*Problem to solve*
In the data below, find each line containing the string "icons" and return it.

*Source data*
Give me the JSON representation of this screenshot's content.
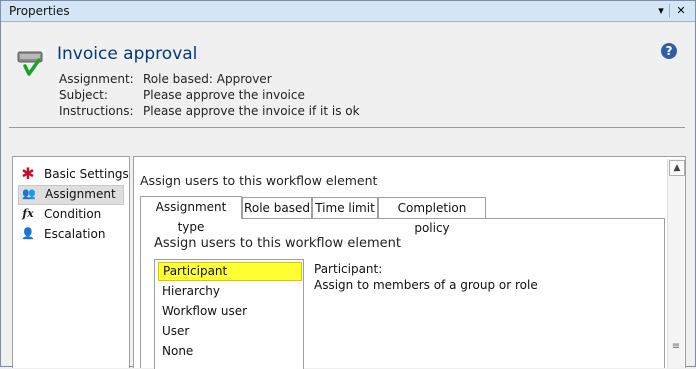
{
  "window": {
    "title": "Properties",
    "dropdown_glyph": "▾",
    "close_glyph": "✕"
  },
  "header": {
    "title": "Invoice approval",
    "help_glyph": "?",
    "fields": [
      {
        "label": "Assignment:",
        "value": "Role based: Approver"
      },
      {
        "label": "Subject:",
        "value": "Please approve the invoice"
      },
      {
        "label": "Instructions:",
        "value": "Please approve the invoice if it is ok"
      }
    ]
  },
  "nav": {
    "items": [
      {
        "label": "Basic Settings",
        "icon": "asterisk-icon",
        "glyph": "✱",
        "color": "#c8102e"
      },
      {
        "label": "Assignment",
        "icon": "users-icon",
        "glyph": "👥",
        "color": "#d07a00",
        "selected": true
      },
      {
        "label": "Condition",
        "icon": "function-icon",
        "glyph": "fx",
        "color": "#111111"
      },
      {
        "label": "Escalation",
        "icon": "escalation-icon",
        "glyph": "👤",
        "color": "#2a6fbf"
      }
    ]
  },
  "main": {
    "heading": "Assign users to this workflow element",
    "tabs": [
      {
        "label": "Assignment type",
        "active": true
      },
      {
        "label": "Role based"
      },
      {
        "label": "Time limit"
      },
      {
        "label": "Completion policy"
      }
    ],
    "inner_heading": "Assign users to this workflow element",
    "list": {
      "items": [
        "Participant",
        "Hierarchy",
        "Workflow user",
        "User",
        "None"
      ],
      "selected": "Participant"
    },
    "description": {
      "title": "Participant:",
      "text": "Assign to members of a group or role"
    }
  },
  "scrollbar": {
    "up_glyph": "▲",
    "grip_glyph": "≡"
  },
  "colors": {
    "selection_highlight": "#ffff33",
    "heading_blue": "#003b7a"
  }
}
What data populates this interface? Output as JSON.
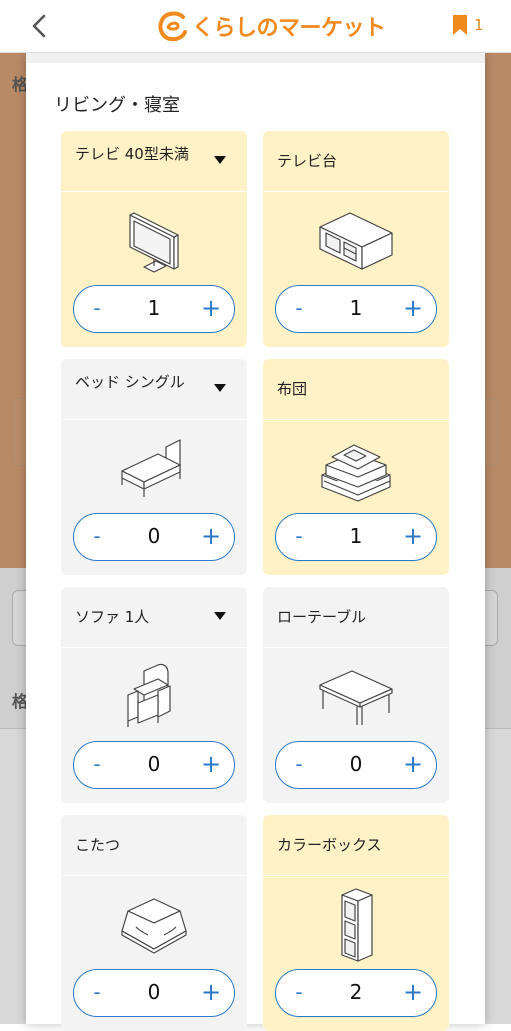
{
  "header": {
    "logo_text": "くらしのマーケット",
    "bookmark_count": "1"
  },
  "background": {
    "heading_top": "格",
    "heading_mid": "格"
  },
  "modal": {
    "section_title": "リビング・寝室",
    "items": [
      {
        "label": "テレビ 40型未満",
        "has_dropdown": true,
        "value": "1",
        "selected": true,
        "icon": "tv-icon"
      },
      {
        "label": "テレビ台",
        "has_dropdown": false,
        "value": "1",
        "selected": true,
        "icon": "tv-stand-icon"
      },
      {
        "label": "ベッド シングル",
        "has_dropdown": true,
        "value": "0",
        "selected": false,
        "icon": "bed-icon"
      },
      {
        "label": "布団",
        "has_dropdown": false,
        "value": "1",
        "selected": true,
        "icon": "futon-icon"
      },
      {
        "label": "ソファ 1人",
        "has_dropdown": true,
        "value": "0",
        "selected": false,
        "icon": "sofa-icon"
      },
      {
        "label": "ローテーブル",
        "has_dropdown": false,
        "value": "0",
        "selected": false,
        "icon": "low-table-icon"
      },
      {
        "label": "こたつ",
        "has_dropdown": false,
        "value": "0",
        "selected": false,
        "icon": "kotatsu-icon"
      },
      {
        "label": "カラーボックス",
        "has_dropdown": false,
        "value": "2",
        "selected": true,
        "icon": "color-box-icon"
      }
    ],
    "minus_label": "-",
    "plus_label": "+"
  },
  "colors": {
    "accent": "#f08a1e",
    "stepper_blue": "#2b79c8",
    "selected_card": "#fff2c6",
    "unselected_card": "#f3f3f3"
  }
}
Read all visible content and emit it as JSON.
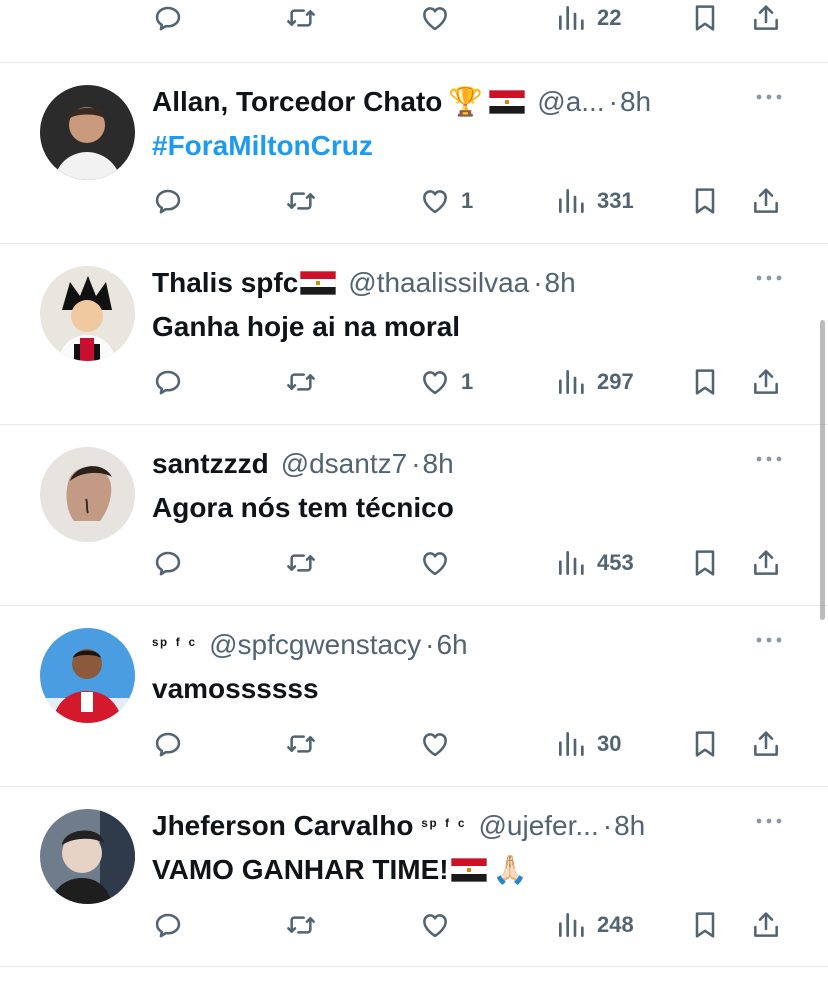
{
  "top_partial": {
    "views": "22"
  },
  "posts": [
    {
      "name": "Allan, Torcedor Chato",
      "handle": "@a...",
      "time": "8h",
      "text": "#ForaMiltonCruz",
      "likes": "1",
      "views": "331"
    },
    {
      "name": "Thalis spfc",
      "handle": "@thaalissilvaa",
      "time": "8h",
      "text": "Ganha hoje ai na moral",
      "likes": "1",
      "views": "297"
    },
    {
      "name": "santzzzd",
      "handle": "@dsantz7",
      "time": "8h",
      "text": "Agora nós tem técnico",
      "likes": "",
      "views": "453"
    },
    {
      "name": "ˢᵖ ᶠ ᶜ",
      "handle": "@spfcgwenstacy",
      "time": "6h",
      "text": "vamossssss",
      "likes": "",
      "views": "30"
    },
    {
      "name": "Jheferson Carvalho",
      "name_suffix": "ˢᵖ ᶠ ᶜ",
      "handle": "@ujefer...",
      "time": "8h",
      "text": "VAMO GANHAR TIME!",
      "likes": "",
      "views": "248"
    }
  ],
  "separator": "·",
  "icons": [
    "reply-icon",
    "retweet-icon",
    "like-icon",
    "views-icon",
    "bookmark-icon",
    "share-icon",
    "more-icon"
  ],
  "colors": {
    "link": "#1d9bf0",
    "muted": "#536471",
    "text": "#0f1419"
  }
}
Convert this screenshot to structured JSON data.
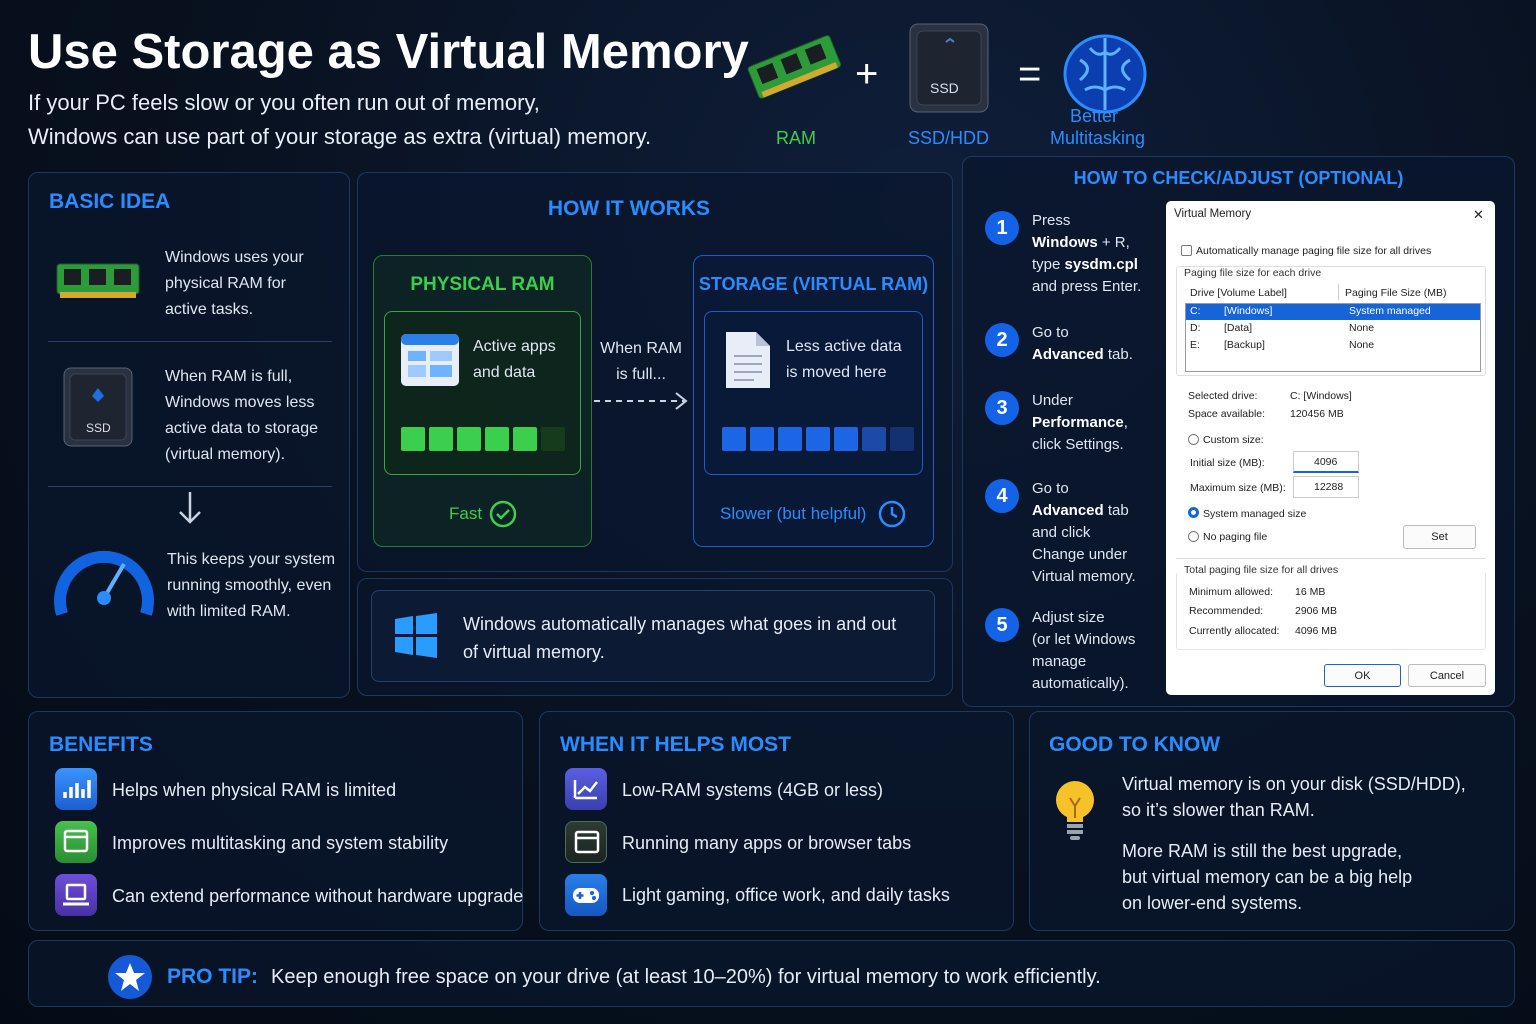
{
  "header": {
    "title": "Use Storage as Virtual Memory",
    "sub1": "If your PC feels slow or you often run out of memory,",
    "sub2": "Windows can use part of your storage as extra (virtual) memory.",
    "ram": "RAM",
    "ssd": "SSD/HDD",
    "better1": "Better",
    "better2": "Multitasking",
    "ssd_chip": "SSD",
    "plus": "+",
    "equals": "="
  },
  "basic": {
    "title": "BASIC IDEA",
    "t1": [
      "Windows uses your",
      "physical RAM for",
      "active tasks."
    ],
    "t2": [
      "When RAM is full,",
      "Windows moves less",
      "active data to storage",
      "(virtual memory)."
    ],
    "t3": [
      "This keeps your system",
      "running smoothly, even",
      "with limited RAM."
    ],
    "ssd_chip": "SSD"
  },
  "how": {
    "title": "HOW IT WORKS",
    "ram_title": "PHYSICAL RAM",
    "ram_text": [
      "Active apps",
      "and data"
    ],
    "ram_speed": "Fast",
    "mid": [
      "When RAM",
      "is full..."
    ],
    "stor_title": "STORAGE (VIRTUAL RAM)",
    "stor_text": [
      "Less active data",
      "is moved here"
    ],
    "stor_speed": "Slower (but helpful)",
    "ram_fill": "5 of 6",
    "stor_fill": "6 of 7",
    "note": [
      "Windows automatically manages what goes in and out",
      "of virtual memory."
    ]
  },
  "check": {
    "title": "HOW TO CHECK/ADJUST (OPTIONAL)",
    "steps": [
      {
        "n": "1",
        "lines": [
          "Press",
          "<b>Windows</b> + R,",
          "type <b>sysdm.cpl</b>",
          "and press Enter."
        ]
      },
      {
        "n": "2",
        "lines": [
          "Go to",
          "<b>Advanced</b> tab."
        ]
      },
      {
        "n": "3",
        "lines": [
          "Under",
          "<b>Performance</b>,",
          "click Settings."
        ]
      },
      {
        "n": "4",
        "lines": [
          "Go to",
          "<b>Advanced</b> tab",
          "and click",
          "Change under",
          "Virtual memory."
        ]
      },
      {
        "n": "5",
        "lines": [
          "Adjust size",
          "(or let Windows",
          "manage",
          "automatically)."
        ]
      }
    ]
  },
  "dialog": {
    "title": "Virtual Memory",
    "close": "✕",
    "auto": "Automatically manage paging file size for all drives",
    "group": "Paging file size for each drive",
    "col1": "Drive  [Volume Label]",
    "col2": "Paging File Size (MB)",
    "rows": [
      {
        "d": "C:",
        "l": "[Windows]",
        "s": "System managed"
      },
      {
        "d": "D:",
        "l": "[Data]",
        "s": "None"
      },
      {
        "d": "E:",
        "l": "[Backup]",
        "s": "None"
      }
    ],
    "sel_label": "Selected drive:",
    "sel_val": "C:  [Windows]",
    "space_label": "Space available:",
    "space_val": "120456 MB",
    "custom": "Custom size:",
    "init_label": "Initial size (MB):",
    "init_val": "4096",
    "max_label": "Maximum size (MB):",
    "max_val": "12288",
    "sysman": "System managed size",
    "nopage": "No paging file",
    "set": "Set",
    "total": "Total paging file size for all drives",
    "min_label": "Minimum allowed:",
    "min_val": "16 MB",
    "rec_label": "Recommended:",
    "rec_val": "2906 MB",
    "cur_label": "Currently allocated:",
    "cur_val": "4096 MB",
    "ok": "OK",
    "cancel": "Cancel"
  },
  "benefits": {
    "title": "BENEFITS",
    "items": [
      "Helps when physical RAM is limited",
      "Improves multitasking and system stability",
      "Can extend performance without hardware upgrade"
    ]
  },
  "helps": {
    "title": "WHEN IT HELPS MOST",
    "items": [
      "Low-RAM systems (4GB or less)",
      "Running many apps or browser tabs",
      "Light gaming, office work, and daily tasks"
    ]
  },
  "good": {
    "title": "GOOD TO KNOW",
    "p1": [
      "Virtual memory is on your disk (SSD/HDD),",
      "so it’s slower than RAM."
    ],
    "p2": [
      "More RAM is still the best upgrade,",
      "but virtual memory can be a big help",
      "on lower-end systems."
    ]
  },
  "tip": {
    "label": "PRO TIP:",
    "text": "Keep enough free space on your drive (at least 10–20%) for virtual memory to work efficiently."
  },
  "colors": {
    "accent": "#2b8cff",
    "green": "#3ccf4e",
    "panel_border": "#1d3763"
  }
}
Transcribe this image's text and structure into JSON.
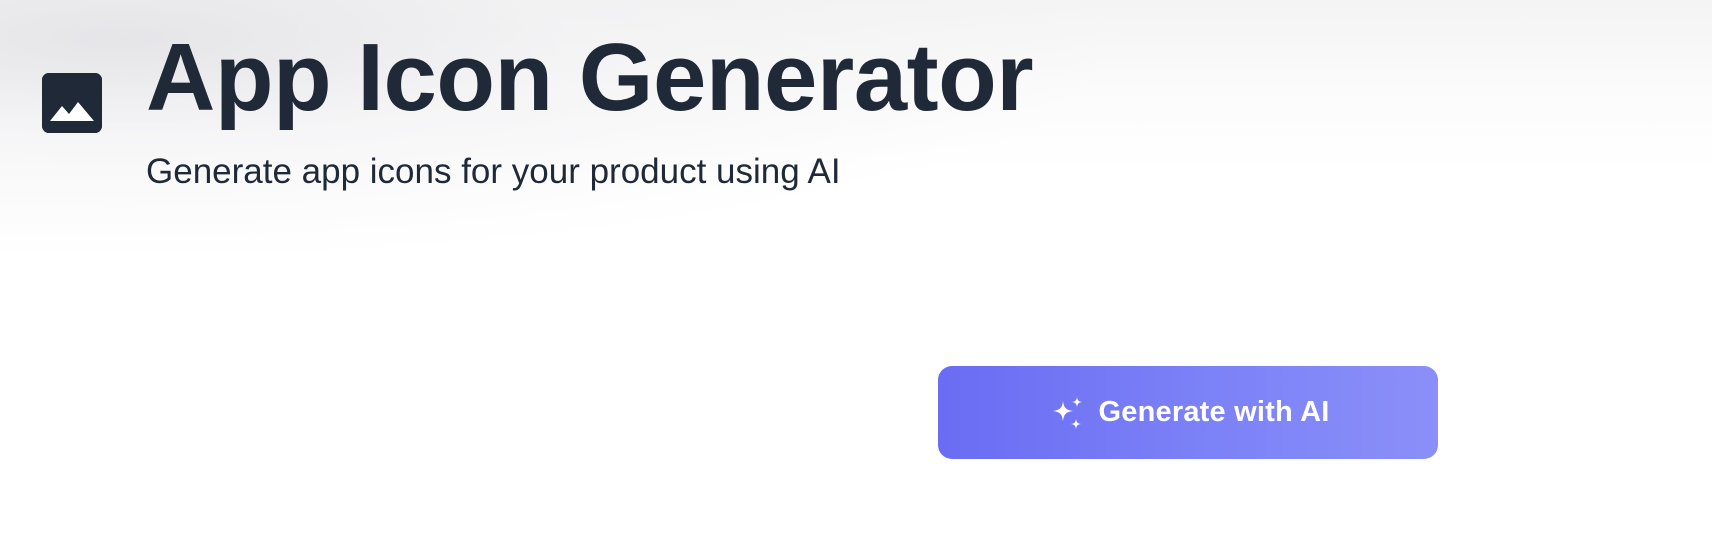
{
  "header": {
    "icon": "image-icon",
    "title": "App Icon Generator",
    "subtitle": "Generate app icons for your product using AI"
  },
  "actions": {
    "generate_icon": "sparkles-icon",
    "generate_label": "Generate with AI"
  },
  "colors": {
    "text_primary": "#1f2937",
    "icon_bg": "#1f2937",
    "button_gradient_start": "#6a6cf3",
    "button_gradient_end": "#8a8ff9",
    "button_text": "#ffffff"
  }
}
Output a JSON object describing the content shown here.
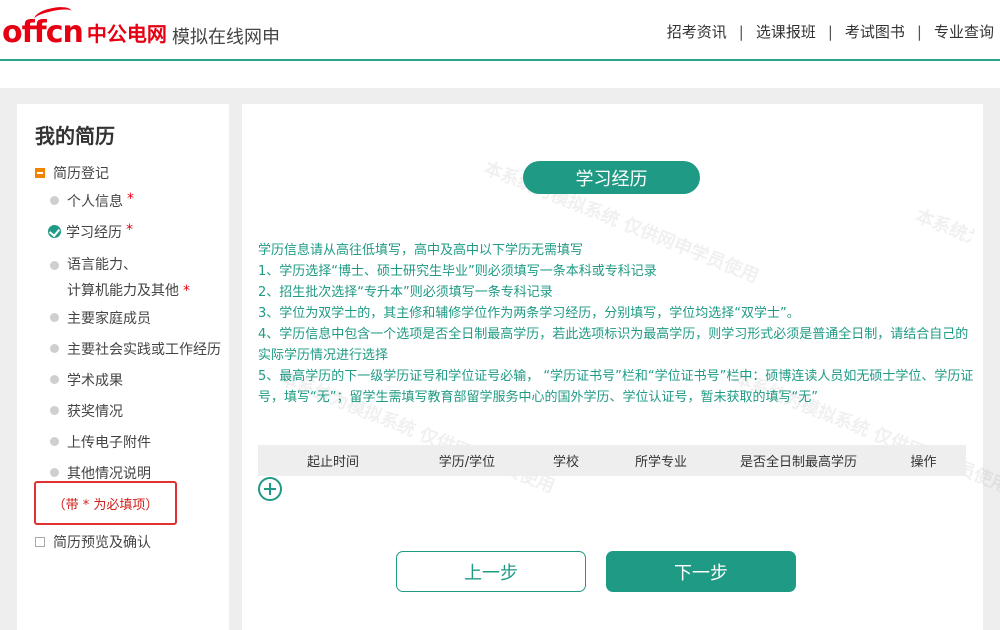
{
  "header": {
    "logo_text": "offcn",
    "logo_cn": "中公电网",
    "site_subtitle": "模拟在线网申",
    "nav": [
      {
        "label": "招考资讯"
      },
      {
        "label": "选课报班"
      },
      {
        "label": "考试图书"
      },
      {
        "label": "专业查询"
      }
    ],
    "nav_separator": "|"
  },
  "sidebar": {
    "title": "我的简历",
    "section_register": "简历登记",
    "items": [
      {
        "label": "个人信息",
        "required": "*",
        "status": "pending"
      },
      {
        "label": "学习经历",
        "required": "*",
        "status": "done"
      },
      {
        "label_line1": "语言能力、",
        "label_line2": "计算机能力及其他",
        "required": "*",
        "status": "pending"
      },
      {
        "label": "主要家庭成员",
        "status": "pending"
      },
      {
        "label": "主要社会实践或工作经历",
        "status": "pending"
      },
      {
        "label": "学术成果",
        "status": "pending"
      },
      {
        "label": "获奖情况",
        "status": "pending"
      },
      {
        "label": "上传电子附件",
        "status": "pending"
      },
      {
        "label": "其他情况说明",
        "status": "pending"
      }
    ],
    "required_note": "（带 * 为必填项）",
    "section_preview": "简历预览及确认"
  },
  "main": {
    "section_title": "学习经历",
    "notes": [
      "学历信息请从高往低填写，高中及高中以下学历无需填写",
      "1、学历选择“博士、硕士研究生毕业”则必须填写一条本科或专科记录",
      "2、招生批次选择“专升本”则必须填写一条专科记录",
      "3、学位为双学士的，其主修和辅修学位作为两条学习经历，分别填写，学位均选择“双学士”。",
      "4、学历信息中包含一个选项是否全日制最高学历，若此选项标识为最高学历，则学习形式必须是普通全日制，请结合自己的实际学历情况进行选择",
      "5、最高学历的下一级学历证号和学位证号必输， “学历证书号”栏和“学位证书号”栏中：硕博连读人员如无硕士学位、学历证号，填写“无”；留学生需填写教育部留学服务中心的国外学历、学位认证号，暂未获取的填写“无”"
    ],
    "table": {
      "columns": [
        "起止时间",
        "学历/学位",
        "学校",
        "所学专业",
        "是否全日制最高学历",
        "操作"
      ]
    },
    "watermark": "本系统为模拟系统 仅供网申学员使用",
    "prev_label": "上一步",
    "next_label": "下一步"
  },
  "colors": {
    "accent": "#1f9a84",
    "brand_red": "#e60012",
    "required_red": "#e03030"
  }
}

*Answer to the problem*
  "icons": [
    "subtitle": "Generate app icons for your product using AI"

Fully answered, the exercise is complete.